We should always be open to feedback. However, there is great wisdom in deciding what sort of feedback to take, and what sort to ignore.
We can cause ourselves needless pain if we pay heed to the wrong sort of feedback. Particularly where that feedback is of a negative kind. Many of us are wired to pay more attention to negative feedback, with the result that we zero in on that, and ignore everything that is positive about ourselves. I know that I have this tendency myself, and so I keep a close watch on this.
Not all negative feedback is bad for us, however. Where the feedback is constructive, we would do well to pay attention to it, and to look for ways in which to improve. However, we need a bit of wisdom to help us to determine which sort of feedback is actually helpful for us.
In this post, I will advise you on what sort of feedback you can happily ignore.
1. Where the feedback is absolutely not true.
Fact is, you know yourself very well. And your friends, family and colleagues know you very well too. Chances are you have been hearing from them over time about certain qualities you possess. These are things you will also know about yourself.

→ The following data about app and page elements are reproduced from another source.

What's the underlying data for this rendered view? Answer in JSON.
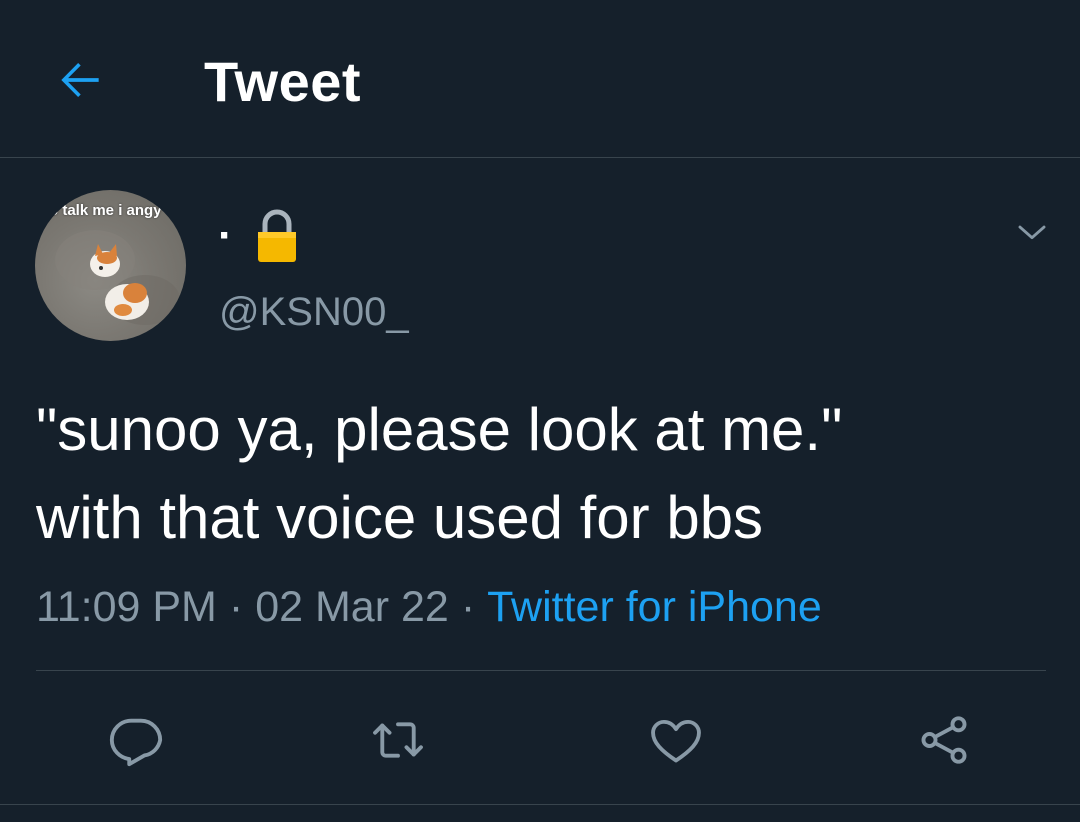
{
  "header": {
    "title": "Tweet",
    "back_icon": "arrow-left-icon"
  },
  "author": {
    "display_name": "·",
    "protected_icon": "lock-icon",
    "handle": "@KSN00_",
    "avatar_caption": "o talk me i angy"
  },
  "tweet": {
    "text_lines": [
      "\"sunoo ya, please look at me.\"",
      "with that voice used for bbs"
    ]
  },
  "meta": {
    "time": "11:09 PM",
    "separator": "·",
    "date": "02 Mar 22",
    "source": "Twitter for iPhone"
  },
  "actions": {
    "reply_icon": "reply-icon",
    "retweet_icon": "retweet-icon",
    "like_icon": "heart-icon",
    "share_icon": "share-icon"
  },
  "colors": {
    "background": "#15202b",
    "accent": "#1da1f2",
    "secondary_text": "#8899a6",
    "divider": "#38444d",
    "lock": "#f5b800"
  }
}
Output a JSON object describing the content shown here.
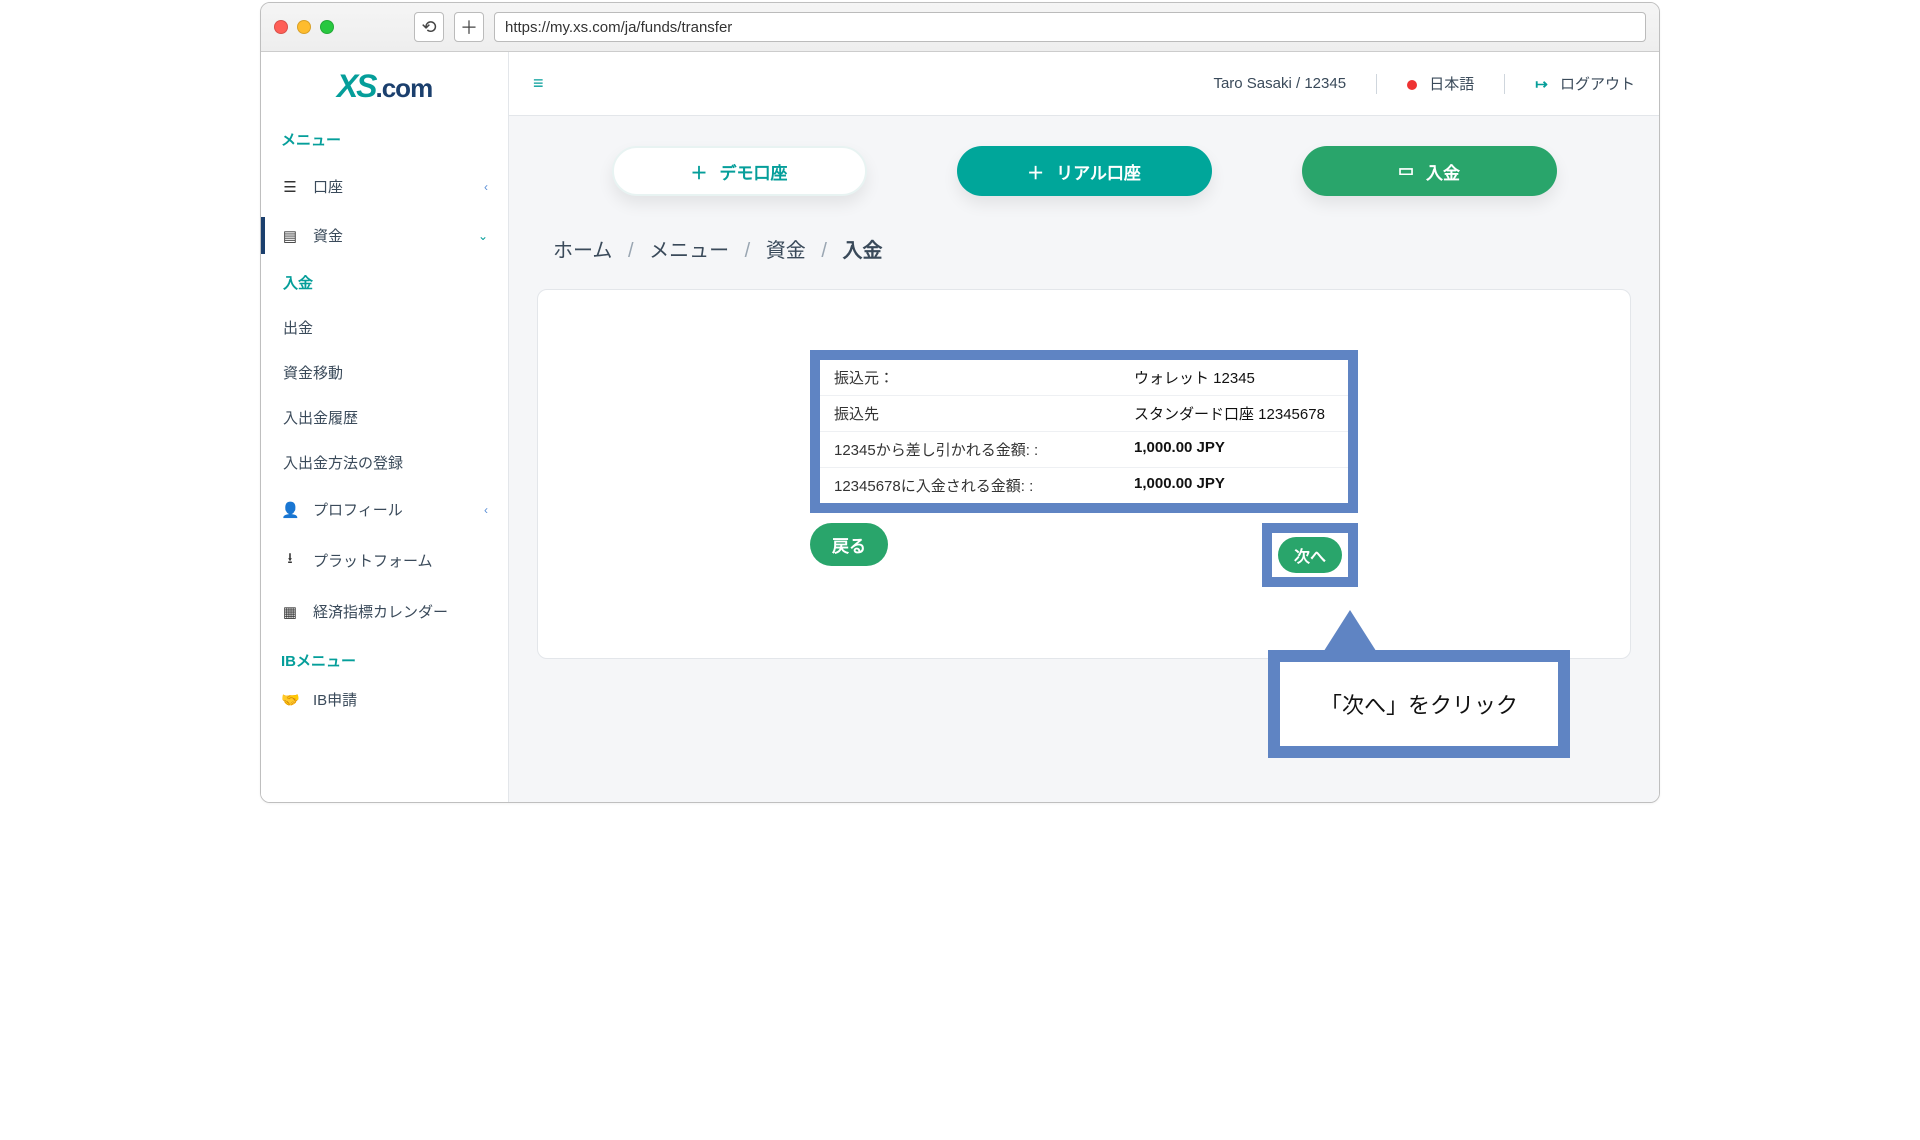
{
  "browser": {
    "url": "https://my.xs.com/ja/funds/transfer"
  },
  "logo": {
    "xs": "XS",
    "com": ".com"
  },
  "sidebar": {
    "menu_title": "メニュー",
    "items": [
      {
        "icon": "list-icon",
        "label": "口座",
        "expandable": true
      },
      {
        "icon": "wallet-icon",
        "label": "資金",
        "expandable": true,
        "active": true
      }
    ],
    "funds_sub": [
      {
        "label": "入金",
        "selected": true
      },
      {
        "label": "出金"
      },
      {
        "label": "資金移動"
      },
      {
        "label": "入出金履歴"
      },
      {
        "label": "入出金方法の登録"
      }
    ],
    "lower": [
      {
        "icon": "user-icon",
        "label": "プロフィール",
        "expandable": true
      },
      {
        "icon": "download-icon",
        "label": "プラットフォーム"
      },
      {
        "icon": "calendar-icon",
        "label": "経済指標カレンダー"
      }
    ],
    "ib_title": "IBメニュー",
    "ib_items": [
      {
        "icon": "handshake-icon",
        "label": "IB申請"
      }
    ]
  },
  "topbar": {
    "user": "Taro Sasaki / 12345",
    "lang": "日本語",
    "logout": "ログアウト"
  },
  "actions": {
    "demo": "デモ口座",
    "real": "リアル口座",
    "deposit": "入金"
  },
  "breadcrumb": {
    "items": [
      "ホーム",
      "メニュー",
      "資金"
    ],
    "current": "入金"
  },
  "transfer": {
    "rows": [
      {
        "k": "振込元：",
        "v": "ウォレット 12345"
      },
      {
        "k": "振込先",
        "v": "スタンダード口座 12345678"
      },
      {
        "k": "12345から差し引かれる金額: :",
        "v": "1,000.00 JPY",
        "bold": true
      },
      {
        "k": "12345678に入金される金額: :",
        "v": "1,000.00 JPY",
        "bold": true
      }
    ],
    "back": "戻る",
    "next": "次へ"
  },
  "callout": "「次へ」をクリック"
}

So, if someone comes along and tells you something that runs completely counter to what you have been consistently hearing for years from your friends and family (and confirming within yourself), alarm bells should go off. Very likely that person is way out of line. I would ignore such feedback.
This is why it is important, as a leader, for you to know yourself, and to build up your self-confidence. Then, no-one can shake you. You will be secure enough to accept true, constructive criticism, and to reject things that do not reflect your true nature.
2. Where the person giving the feedback has an ulterior motive.
Whenever someone gives you critical or negative feedback, first ask yourself if there is any possible truth to the comment. It is a difficult question, but answer it honestly to yourself. Also confirm with those who know you well, to see if they recognize any elements of truth (see point 1. above).
If you do not recognize yourself (and your close friends and colleagues also do not recognize you) in the feedback given, it may well be that something else is at play. Does the person who gave you the feedback have an ulterior motive? Perhaps he is your Manager, and is threatened by your progress at work? This is a likely scenario. The point here is this: don’t swallow all feedback, hook, line, and sinker. If you do not recognize yourself in feedback given, you would be wise to discover if something else is going on behind the comments.
3. Where there is nothing to learn from the feedback.
It could be that the feedback is correct, but that there is nothing for you to learn from it.
If you focus too much on everything you hear about yourself, you risk becoming too introspective, and seeing everything in life as something for you to improve upon.
Stop. Don’t be too down on yourself. For example, if the feedback relates to one of your weaknesses (and we all have those), and you have done all you can to address the issue, and to limit any damage arising from this weakness, there is quite simply, nothing further for you to do. We are all human, and no-one is perfect. The most important thing is to work towards the best results, and to be authentic in all you do.
As leaders, we must be open to feedback. However, we must also know what we should ignore.